With its wide cabin, massive cargo tub, 3500kg towing and 800kg payload (coil spring XLV) the Musso delivers large on usability be it for family, trade or touring use. This practicality is amplified with the quality accessories fitted to this vehicle and not just the suspension.
The approved canopy comes from Carryboy and we reckon fitting it really helps the aesthetic of the Musso, putting its somewhat ungainly large appearance in to better proportions. Better still, a lockable canopy protects your belongings against the elements and adds some security to the cargo tub. A great feature of the Carryboy canopy is that all the locks, including the tailgate and side windows, are synched to the central locking so it’s a one-button press to unlock the openings for easy access.
Further adding to the quality brand accessories, the canopy is topped by a Titan Tray rack from Rola which is complemented by cross bars on the vehicle roof. When you add the Rola rack to the Carryboy Canopy and Ironman suspension it becomes obvious that Ssangyong has teamed with leading brands for its factory-approved accessories.
When you take in the value of Ssangyong’s 7-year, unlimited-kilometre warranty, 7-year roadside assistance and capped price servicing, and add it to the Musso’s relatively low price-point, quality feel, refined drive and excellent capacities and practicality, it really stacks up as a leader in the value-for-money stakes. The quality gear offered by the factory and fitted to this particular vehicle just adds to that value package.
SSANGYONG MUSSO XLV ULTIMATE SPECS:
Engine: 2.2-litre 4-cyl turbo diesel
Max Power: 133kW at 4000rpm

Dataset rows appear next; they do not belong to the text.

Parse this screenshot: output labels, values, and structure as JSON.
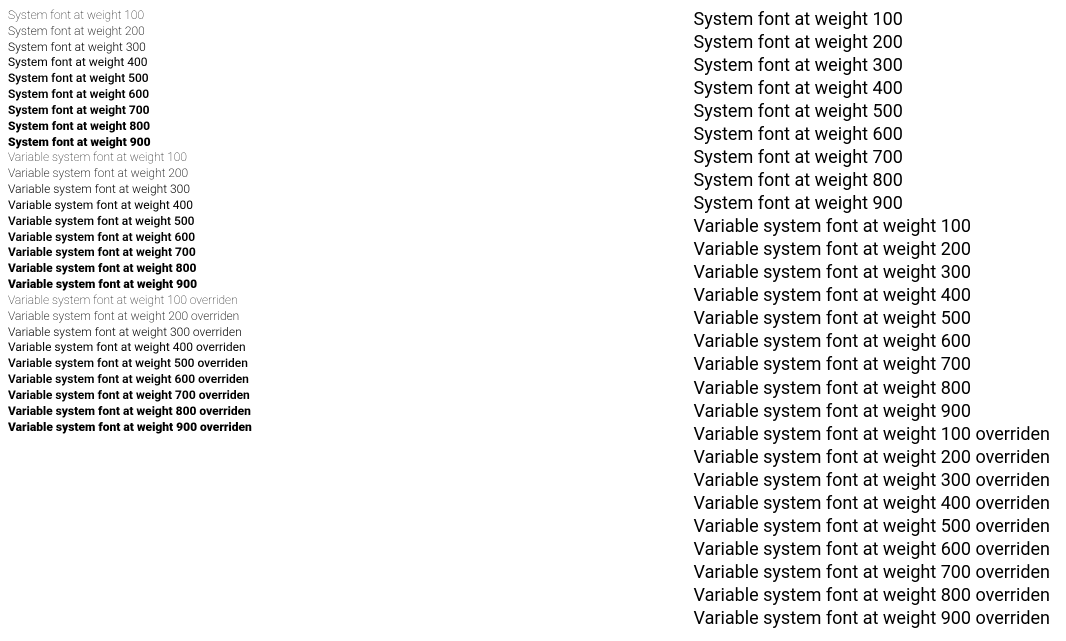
{
  "left": {
    "system": [
      "System font at weight 100",
      "System font at weight 200",
      "System font at weight 300",
      "System font at weight 400",
      "System font at weight 500",
      "System font at weight 600",
      "System font at weight 700",
      "System font at weight 800",
      "System font at weight 900"
    ],
    "variable": [
      "Variable system font at weight 100",
      "Variable system font at weight 200",
      "Variable system font at weight 300",
      "Variable system font at weight 400",
      "Variable system font at weight 500",
      "Variable system font at weight 600",
      "Variable system font at weight 700",
      "Variable system font at weight 800",
      "Variable system font at weight 900"
    ],
    "overridden": [
      "Variable system font at weight 100 overriden",
      "Variable system font at weight 200 overriden",
      "Variable system font at weight 300 overriden",
      "Variable system font at weight 400 overriden",
      "Variable system font at weight 500 overriden",
      "Variable system font at weight 600 overriden",
      "Variable system font at weight 700 overriden",
      "Variable system font at weight 800 overriden",
      "Variable system font at weight 900 overriden"
    ]
  },
  "right": {
    "system": [
      "System font at weight 100",
      "System font at weight 200",
      "System font at weight 300",
      "System font at weight 400",
      "System font at weight 500",
      "System font at weight 600",
      "System font at weight 700",
      "System font at weight 800",
      "System font at weight 900"
    ],
    "variable": [
      "Variable system font at weight 100",
      "Variable system font at weight 200",
      "Variable system font at weight 300",
      "Variable system font at weight 400",
      "Variable system font at weight 500",
      "Variable system font at weight 600",
      "Variable system font at weight 700",
      "Variable system font at weight 800",
      "Variable system font at weight 900"
    ],
    "overridden": [
      "Variable system font at weight 100 overriden",
      "Variable system font at weight 200 overriden",
      "Variable system font at weight 300 overriden",
      "Variable system font at weight 400 overriden",
      "Variable system font at weight 500 overriden",
      "Variable system font at weight 600 overriden",
      "Variable system font at weight 700 overriden",
      "Variable system font at weight 800 overriden",
      "Variable system font at weight 900 overriden"
    ]
  }
}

Max Torque: 420Nm at 1400-2800rpm
Gearbox: 6-speed automatic
4x4 System: Dual range part-time
Kerb Weight: 2160kg
Towing Capacity: 3500kg

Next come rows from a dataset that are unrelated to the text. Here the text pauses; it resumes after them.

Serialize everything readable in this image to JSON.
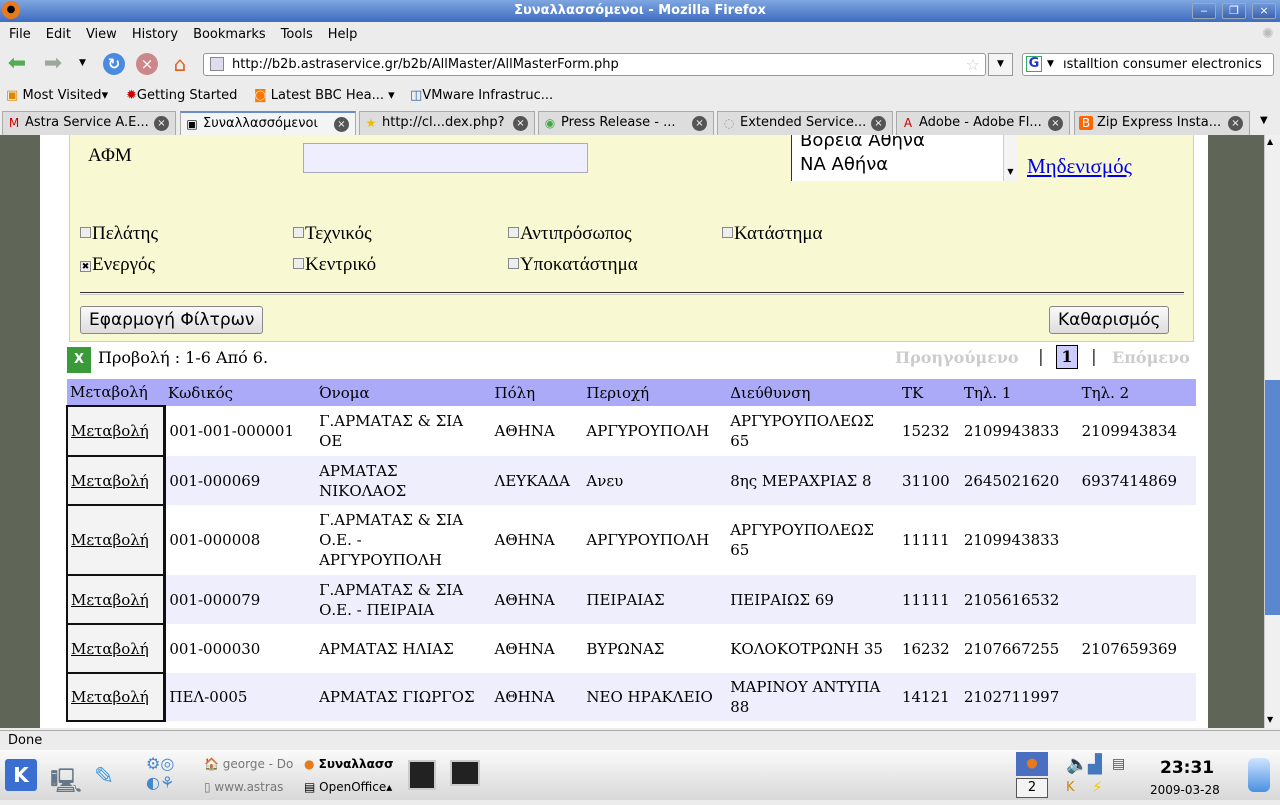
{
  "window": {
    "title": "Συναλλασσόμενοι - Mozilla Firefox",
    "minimize": "‒",
    "maximize": "❐",
    "close": "×"
  },
  "menu": [
    "File",
    "Edit",
    "View",
    "History",
    "Bookmarks",
    "Tools",
    "Help"
  ],
  "nav": {
    "url": "http://b2b.astraservice.gr/b2b/AllMaster/AllMasterForm.php",
    "search": "ıstalltion consumer electronics"
  },
  "bookmarks": [
    "Most Visited",
    "Getting Started",
    "Latest BBC Hea...",
    "VMware Infrastruc..."
  ],
  "tabs": [
    {
      "label": "Astra Service A.E...",
      "active": false
    },
    {
      "label": "Συναλλασσόμενοι",
      "active": true
    },
    {
      "label": "http://cl...dex.php?",
      "active": false
    },
    {
      "label": "Press Release - ...",
      "active": false
    },
    {
      "label": "Extended Service...",
      "active": false
    },
    {
      "label": "Adobe - Adobe Fl...",
      "active": false
    },
    {
      "label": "Zip Express Insta...",
      "active": false
    }
  ],
  "filter": {
    "afm_label": "ΑΦΜ",
    "afm_value": "",
    "region_options": [
      "Βόρεια Αθήνα",
      "ΝΑ Αθήνα"
    ],
    "reset_link": "Μηδενισμός",
    "checkboxes": [
      {
        "label": "Πελάτης",
        "checked": false
      },
      {
        "label": "Τεχνικός",
        "checked": false
      },
      {
        "label": "Αντιπρόσωπος",
        "checked": false
      },
      {
        "label": "Κατάστημα",
        "checked": false
      },
      {
        "label": "Ενεργός",
        "checked": true
      },
      {
        "label": "Κεντρικό",
        "checked": false
      },
      {
        "label": "Υποκατάστημα",
        "checked": false
      }
    ],
    "apply_button": "Εφαρμογή Φίλτρων",
    "clear_button": "Καθαρισμός"
  },
  "results": {
    "summary": "Προβολή : 1-6 Από 6.",
    "prev": "Προηγούμενο",
    "page": "1",
    "next": "Επόμενο",
    "sep": "|"
  },
  "table": {
    "headers": [
      "Μεταβολή",
      "Κωδικός",
      "Όνομα",
      "Πόλη",
      "Περιοχή",
      "Διεύθυνση",
      "ΤΚ",
      "Τηλ. 1",
      "Τηλ. 2"
    ],
    "rows": [
      [
        "Μεταβολή",
        "001-001-000001",
        "Γ.ΑΡΜΑΤΑΣ & ΣΙΑ ΟΕ",
        "ΑΘΗΝΑ",
        "ΑΡΓΥΡΟΥΠΟΛΗ",
        "ΑΡΓΥΡΟΥΠΟΛΕΩΣ 65",
        "15232",
        "2109943833",
        "2109943834"
      ],
      [
        "Μεταβολή",
        "001-000069",
        "ΑΡΜΑΤΑΣ ΝΙΚΟΛΑΟΣ",
        "ΛΕΥΚΑΔΑ",
        "Ανευ",
        "8ης ΜΕΡΑΧΡΙΑΣ 8",
        "31100",
        "2645021620",
        "6937414869"
      ],
      [
        "Μεταβολή",
        "001-000008",
        "Γ.ΑΡΜΑΤΑΣ & ΣΙΑ Ο.Ε. - ΑΡΓΥΡΟΥΠΟΛΗ",
        "ΑΘΗΝΑ",
        "ΑΡΓΥΡΟΥΠΟΛΗ",
        "ΑΡΓΥΡΟΥΠΟΛΕΩΣ 65",
        "11111",
        "2109943833",
        ""
      ],
      [
        "Μεταβολή",
        "001-000079",
        "Γ.ΑΡΜΑΤΑΣ & ΣΙΑ Ο.Ε. - ΠΕΙΡΑΙΑ",
        "ΑΘΗΝΑ",
        "ΠΕΙΡΑΙΑΣ",
        "ΠΕΙΡΑΙΩΣ 69",
        "11111",
        "2105616532",
        ""
      ],
      [
        "Μεταβολή",
        "001-000030",
        "ΑΡΜΑΤΑΣ ΗΛΙΑΣ",
        "ΑΘΗΝΑ",
        "ΒΥΡΩΝΑΣ",
        "ΚΟΛΟΚΟΤΡΩΝΗ 35",
        "16232",
        "2107667255",
        "2107659369"
      ],
      [
        "Μεταβολή",
        "ΠΕΛ-0005",
        "ΑΡΜΑΤΑΣ ΓΙΩΡΓΟΣ",
        "ΑΘΗΝΑ",
        "ΝΕΟ ΗΡΑΚΛΕΙΟ",
        "ΜΑΡΙΝΟΥ ΑΝΤΥΠΑ 88",
        "14121",
        "2102711997",
        ""
      ]
    ]
  },
  "status": "Done",
  "taskbar": {
    "tasks": [
      "george - Do",
      "Συναλλασσ",
      "www.astras",
      "OpenOffice"
    ],
    "desktop": "2",
    "time": "23:31",
    "date": "2009-03-28"
  },
  "colors": {
    "title_bar": "#3e6cc0",
    "filter_bg": "#f8f8d2",
    "table_header": "#aaaaf8",
    "row_alt": "#eeeefc",
    "link": "#0000ee"
  }
}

Departure angle: 21.5°
Rampover angle: 21.3°
Approach angle: 27.1°
Wading depth: N/A
Ground clearance: N/A
Fuel Tank Capacity: 75 litres
ADR Fuel Claim: 8.2L/100km
Test Fuel Use: 10.2L/100km
Price: $41,990 (driveaway)
As-Tested: $53,386.47 (driveaway)
MUSSO XLV ACCESSORIES (RRP)
Tow Bar: $1350
Electronic Brake Controller: $290
Carpet Mats: $153.12
Bonnet Protector: $118.75
Slimline Weather Shields: $137.19
Constant Load Suspension Kit: $990
Nudge Bar: $870.42
Premium Side-Steps: $900
Roof Racks: $394.97
Rola Titan Tray 1500x1200 Plus Side Rails: $1028